Vicky Losada of FC Barcelona lifts the trophy after winning the UEFA Women's Champions League Final match between Chelsea FC and Barcelona at Gamla Ullevi on May 16, 2021 in Gothenburg, Sweden. (
(Image credit: Fran Santiago/Getty Images)

UEFA today announced that the DAZN sports streaming network now has the exclusive rights to distribute the UEFA Women's Champions League globally for four years. 

DAZN has made a name for itself the past few years in all sorts of live sports, most notably boxing. The new four-year deal gets the service rights worldwide, with the exception of the Middle East and North Africa (which will still get clips and highlights), as well as China, Hong Kong, Macau, and Taiwan. So not quite worldwide, but still a lot of it.

What's more is that the first two seasons — 2021-22, and 2022-23 — all 61 matches from the group stage onward will be available on DAZN as well as DAZN's YouTube channel. The following two seasons will find all 61 matches on DAZN, and 19 on YouTube as well.

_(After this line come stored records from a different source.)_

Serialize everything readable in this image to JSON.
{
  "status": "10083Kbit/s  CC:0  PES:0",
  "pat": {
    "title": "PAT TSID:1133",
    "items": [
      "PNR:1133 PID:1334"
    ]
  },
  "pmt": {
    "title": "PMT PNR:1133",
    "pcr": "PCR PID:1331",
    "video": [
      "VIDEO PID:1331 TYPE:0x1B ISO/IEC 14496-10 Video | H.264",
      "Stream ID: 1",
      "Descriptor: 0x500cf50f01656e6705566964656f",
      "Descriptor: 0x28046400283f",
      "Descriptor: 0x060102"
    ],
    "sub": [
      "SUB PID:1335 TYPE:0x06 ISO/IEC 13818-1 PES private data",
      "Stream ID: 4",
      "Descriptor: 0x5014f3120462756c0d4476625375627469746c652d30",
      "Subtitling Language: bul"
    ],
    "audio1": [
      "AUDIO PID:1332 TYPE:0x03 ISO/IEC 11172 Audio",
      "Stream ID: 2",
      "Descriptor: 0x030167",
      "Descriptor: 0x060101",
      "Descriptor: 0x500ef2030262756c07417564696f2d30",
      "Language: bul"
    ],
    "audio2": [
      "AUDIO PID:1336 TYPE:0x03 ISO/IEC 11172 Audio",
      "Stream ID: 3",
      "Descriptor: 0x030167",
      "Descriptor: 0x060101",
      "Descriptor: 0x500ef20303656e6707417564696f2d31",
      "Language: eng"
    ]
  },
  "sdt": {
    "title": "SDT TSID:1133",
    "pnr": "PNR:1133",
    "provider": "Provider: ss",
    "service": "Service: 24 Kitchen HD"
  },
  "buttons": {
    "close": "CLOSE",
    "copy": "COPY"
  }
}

"We are delighted to announce the start of a four-year global partnership with DAZN and YouTube," UEFA president Aleksander Čeferin said in a press release. "For the first two seasons fans around the world can access and watch for free all matches enabling fans to follow the competition and the very best players in the world. There is no better way to inspire future generations of young girls and boys to play football. Women’s football is here to stay and will only grow stronger."

While the deal is a far-reaching one, it's still decidedly less easy to watch the Women's Champions League than it is the men's side of the equation. In the United States, for example, the Champions League has better visibility on the CBS Sports Network, which is available on cable, satellite and linear streaming services like Hulu With Live TV, YouTube TV, Sling TV, and FuboTV — as well as on the flagship Paramount+ service as part of its live sports endeavor.

Still, 61 games that you don't have to pay to watch on YouTube is a good thing. The exposure is good for the athletes. And also for DAZN.

Phil Nickinson

Phil spent his 20s in the newsroom of the Pensacola (Fla.) News Journal, his 30s on the road for AndroidCentral.com and Mobile Nations, is the Dad part of Modern Dad, and is editor of WhatToWatch.com.